Unfussy in it’s search for a home and willing to colonise more inhospitable land, once weld has settled on a place it doesn’t take kindly to being moved on. Replanting leads to a deep sulk and failure to thrive. It’s not that weld is being contrary or ungrateful for the human attention that replanting brings. It’s a biennial and in it’s first year the growth is mainly below the soil. A deep taproot, impossible to replant in it’s entirety, searches out nutrients to feed the unimposing rosette of green that hugs the ground above.

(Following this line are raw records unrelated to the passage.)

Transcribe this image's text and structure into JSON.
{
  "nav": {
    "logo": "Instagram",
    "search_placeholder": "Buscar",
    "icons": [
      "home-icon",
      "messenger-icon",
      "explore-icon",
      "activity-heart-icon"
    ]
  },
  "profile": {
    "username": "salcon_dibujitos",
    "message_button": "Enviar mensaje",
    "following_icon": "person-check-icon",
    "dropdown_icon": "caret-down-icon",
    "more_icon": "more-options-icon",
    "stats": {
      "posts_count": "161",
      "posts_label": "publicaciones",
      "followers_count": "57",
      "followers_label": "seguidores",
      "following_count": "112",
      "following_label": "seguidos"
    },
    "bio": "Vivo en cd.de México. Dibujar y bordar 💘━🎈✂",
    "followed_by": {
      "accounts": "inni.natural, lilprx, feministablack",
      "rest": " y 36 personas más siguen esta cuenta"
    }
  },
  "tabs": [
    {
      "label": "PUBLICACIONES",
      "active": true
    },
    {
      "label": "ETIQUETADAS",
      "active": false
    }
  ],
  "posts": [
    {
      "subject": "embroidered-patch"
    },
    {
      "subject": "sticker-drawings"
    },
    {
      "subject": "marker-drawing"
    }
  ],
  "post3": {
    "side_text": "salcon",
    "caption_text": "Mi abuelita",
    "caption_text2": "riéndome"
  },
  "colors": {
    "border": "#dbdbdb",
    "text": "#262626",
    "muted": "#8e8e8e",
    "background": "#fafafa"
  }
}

In the second year weld abandons its cautious, unassuming form. It reaches for the sky with a flower stalk that shoots wildly high. The exuberant transformation reveals weld’s main character flaw — impetuosity. A character flaw that means dormant seeds will take a chance and germinate at anytime of year if there’s a hint of warmth. Some plants will even rush to complete an entire life cycle in one season. They abandon the careful storage of nutrients and race towards sexual maturity. Desperate to reveal their flower spike in all its glory. The architecture of the flower spike is the showiest part of weld. The actual flowers are small, neatly arranged yellow to green blossoms that cloak the length of the spike.

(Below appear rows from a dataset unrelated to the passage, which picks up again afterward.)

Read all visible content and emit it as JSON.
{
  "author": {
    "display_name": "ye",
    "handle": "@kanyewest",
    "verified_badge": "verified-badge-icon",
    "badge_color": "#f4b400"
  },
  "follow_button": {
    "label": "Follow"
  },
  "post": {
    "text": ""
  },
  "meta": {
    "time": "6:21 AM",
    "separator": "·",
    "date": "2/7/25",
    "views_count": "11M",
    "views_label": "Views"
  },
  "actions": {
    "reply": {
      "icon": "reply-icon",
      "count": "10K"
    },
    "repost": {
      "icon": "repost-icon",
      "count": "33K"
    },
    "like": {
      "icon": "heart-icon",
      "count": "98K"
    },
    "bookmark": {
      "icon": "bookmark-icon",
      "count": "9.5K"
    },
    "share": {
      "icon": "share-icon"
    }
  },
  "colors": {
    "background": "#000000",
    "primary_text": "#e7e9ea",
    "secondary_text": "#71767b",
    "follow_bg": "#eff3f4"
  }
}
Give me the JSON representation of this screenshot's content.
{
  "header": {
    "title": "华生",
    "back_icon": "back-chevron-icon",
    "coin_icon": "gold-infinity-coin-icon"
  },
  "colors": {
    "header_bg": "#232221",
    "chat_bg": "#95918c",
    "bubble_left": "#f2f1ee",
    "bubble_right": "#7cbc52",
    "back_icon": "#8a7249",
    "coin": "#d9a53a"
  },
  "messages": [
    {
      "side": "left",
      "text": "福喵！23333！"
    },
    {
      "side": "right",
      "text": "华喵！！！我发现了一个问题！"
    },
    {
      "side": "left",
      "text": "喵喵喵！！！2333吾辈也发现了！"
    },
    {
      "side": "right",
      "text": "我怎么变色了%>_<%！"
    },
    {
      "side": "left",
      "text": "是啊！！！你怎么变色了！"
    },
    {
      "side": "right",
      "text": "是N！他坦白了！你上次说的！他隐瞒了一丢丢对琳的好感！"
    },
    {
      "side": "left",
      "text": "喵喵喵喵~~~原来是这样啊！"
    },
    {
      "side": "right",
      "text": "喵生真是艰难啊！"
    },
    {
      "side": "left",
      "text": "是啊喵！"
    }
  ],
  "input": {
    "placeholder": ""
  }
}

If threatened by drought or physical damage weld again revels in impetuosity and throws caution to the wind. Reasoning it’s better to reproduce and spread more seed than hunker down in the safety of that unimposing green rosette.

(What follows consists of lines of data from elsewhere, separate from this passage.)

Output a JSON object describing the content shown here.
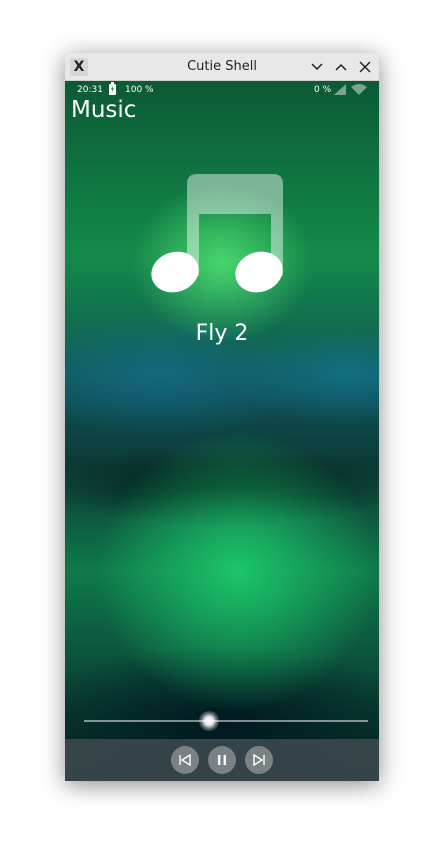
{
  "window": {
    "title": "Cutie Shell",
    "app_icon_glyph": "X"
  },
  "statusbar": {
    "time": "20:31",
    "battery": "100 %",
    "signal_percent": "0 %"
  },
  "app": {
    "title": "Music"
  },
  "player": {
    "track_title": "Fly 2",
    "progress": 0.44,
    "icons": {
      "artwork": "music-note-icon",
      "previous": "skip-previous-icon",
      "pause": "pause-icon",
      "next": "skip-next-icon"
    }
  },
  "colors": {
    "accent_green": "#1fd06a",
    "titlebar_bg": "#e8e8e8"
  }
}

Blue

Isatis tinctoria, woad, dyer’s Woad or glastum is a biennial immigrant from the Caucasus now a settled resident of Europe and western North America. Woad is a confident plant, staking a claim on new pastures with such zeal that in certain states it is listed as a noxious weed and targeted for eradication. A single colony of woad in Montana increased its territory from 0.8 to 40.5 ha in two years.

It’s not just the confidence of woad that has given it such a bad reputation in certain botanical circles. An impolite guest at the all you can eat buffet of soil nutrients, woad has a gluttonous appetite for nitrogen. Selfish woad doesn’t share and will empty the larder for a hunger that’s never sated. It reaches right to the back of the cupboard for sustenance with a taproot that can grow up to 1.5m in length.

It should come as no surprise that such a significant anchorage brings with it both an admirable and frustrating quality — persistance. If Woad is happy and well fed it will stay put, ignoring all polite hints to move on. That’s not to say Woad is a homebody. Wind is woad’s chosen method of travel. Though it’s not adverse to taking advantage of any passing creatures that might be going it’s way. Bunches of black seeds with individual wings sway in the breeze and then take flight. An average plant will send 500 offspring to colonise new worlds. A more prolific plant can send up to 1000.

To make sure its seeds can catch the wind and fly woad grows tall. Delicate stems topped with sprays of yellow blossoms hold their heads high above botanical neighbours. Making sure the Woad offspring have a headstart in the race to find new soils.

Woad isn’t always self serving though. It has a generous side. The rosette of dark green leaves, that provide the famous blue dye, are a product of woad’s insatiable appetite for nitrogen. It’s thanks to woad’s greed that they can be harvested more than once in a season. Planted in March the crop will be ready from July to September. If your Woad is feeling particularly generous the harvest might be extended to November and if frost is avoided even all year round. Greedy, selfish, persistant, woad is a utilitarian provider at heart